App and web page records:
============

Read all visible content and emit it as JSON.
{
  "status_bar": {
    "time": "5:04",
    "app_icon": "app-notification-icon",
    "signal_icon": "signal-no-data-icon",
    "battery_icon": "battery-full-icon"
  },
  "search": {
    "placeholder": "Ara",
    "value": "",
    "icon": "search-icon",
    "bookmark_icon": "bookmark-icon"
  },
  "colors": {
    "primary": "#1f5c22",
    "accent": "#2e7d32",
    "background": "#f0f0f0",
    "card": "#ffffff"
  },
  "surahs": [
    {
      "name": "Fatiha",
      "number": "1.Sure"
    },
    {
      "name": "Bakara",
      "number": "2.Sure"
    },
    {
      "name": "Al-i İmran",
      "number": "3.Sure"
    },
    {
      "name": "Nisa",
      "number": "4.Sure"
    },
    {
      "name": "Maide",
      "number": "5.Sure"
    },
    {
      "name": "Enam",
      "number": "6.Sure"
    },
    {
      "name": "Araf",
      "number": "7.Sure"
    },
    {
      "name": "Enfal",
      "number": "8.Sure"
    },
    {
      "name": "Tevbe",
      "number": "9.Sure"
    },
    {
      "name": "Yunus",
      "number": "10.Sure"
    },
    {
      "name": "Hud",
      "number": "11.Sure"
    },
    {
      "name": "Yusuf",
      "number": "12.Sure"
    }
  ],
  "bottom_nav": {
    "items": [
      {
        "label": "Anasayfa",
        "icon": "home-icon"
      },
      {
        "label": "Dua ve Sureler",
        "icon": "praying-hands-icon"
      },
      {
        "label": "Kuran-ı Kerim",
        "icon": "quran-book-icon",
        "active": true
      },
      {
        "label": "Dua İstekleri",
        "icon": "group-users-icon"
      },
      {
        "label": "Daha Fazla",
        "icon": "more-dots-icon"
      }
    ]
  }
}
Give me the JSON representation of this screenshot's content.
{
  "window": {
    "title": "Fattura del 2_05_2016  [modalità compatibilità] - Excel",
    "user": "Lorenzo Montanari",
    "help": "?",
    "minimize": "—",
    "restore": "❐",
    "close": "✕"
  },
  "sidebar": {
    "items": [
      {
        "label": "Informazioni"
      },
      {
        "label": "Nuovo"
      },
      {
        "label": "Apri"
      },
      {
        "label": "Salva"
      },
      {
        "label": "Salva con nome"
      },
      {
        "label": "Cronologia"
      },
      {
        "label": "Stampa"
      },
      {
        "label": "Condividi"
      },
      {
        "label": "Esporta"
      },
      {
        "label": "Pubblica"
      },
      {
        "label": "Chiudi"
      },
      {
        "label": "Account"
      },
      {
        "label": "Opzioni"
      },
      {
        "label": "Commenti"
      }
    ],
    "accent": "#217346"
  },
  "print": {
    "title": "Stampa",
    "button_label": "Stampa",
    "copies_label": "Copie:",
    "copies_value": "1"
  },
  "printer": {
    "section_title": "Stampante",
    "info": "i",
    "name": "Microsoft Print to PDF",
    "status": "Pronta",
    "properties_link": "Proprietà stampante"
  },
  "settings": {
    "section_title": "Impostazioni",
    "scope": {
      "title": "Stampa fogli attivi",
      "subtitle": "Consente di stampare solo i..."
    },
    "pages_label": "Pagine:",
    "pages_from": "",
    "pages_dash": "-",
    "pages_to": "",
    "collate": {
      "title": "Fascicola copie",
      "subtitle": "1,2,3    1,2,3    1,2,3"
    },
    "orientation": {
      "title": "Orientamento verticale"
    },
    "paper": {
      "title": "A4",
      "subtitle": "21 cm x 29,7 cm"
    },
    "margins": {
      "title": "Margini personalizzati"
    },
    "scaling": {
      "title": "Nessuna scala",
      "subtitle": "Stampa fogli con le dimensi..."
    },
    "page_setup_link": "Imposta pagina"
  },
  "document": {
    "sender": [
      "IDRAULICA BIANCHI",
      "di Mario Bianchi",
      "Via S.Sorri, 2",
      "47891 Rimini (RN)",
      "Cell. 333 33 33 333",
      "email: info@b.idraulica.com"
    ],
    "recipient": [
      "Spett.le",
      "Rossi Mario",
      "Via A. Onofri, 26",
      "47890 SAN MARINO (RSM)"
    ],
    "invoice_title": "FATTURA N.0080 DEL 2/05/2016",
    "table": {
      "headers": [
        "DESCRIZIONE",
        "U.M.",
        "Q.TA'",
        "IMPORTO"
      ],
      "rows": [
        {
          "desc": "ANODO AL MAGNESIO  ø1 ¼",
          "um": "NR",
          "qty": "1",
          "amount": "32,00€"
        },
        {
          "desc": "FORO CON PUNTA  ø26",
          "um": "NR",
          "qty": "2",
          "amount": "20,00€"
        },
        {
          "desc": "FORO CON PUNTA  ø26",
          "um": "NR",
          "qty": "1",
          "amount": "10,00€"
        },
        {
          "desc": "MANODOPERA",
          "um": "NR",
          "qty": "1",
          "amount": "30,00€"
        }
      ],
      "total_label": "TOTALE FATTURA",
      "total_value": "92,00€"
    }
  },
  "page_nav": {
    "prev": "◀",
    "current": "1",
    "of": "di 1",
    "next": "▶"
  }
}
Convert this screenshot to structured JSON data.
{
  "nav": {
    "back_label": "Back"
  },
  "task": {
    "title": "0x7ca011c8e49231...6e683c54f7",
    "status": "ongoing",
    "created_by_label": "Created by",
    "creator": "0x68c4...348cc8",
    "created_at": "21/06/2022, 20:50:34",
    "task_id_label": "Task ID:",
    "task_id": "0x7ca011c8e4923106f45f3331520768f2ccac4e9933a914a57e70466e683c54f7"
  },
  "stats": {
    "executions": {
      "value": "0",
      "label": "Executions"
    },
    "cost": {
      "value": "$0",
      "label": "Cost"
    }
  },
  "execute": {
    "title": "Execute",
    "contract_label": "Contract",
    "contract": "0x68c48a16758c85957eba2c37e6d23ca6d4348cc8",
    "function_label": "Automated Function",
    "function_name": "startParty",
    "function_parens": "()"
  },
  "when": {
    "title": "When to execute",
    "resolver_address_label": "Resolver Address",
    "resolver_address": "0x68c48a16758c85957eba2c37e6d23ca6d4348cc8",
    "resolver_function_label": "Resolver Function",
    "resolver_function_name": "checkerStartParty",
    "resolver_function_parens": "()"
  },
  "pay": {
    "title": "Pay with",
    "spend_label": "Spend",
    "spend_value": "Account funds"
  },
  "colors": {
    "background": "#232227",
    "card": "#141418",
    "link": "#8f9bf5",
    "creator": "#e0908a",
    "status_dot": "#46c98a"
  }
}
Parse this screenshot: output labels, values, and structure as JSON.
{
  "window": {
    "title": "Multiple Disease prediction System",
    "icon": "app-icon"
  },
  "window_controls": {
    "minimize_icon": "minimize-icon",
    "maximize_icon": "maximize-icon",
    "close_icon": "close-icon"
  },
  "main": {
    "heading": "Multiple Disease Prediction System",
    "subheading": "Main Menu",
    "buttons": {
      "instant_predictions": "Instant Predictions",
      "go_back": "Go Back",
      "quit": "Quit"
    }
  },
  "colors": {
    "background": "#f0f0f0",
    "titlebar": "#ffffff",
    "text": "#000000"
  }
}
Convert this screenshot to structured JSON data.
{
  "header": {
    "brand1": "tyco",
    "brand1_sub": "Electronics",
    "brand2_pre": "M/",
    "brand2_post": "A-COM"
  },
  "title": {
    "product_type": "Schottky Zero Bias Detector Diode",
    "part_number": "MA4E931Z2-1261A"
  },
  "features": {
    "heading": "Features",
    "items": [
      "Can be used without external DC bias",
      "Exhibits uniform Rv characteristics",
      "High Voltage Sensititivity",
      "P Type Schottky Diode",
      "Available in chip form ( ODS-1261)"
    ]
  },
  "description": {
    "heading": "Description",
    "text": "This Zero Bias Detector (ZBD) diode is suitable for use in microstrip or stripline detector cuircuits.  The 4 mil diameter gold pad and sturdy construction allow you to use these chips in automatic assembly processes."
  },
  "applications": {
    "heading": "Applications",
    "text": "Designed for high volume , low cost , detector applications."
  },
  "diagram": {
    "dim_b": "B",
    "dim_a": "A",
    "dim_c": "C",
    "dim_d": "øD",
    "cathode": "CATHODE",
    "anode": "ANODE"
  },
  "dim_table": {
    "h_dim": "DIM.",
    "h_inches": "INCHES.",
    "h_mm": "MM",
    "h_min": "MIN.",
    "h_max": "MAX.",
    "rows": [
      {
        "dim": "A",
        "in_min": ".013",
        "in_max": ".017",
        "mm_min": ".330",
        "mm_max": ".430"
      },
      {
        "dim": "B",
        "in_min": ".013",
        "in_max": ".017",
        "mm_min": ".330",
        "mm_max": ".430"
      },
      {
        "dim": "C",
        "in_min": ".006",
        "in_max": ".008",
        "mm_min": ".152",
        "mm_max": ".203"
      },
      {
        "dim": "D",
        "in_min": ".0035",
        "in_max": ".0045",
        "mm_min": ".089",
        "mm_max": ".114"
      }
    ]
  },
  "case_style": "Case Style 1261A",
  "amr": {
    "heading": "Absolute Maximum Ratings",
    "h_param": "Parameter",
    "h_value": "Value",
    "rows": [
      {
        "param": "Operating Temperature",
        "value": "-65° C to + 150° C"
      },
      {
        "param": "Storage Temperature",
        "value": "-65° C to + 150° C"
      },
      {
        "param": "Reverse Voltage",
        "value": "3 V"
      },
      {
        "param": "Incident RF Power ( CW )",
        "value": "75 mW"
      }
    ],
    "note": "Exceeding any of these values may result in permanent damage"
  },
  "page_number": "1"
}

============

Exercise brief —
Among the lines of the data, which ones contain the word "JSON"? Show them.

The completed task —
Read all visible content and emit it as JSON.
Give me the JSON representation of this screenshot's content.
Convert this screenshot to structured JSON data.
Parse this screenshot: output labels, values, and structure as JSON.
Convert this screenshot to structured JSON data.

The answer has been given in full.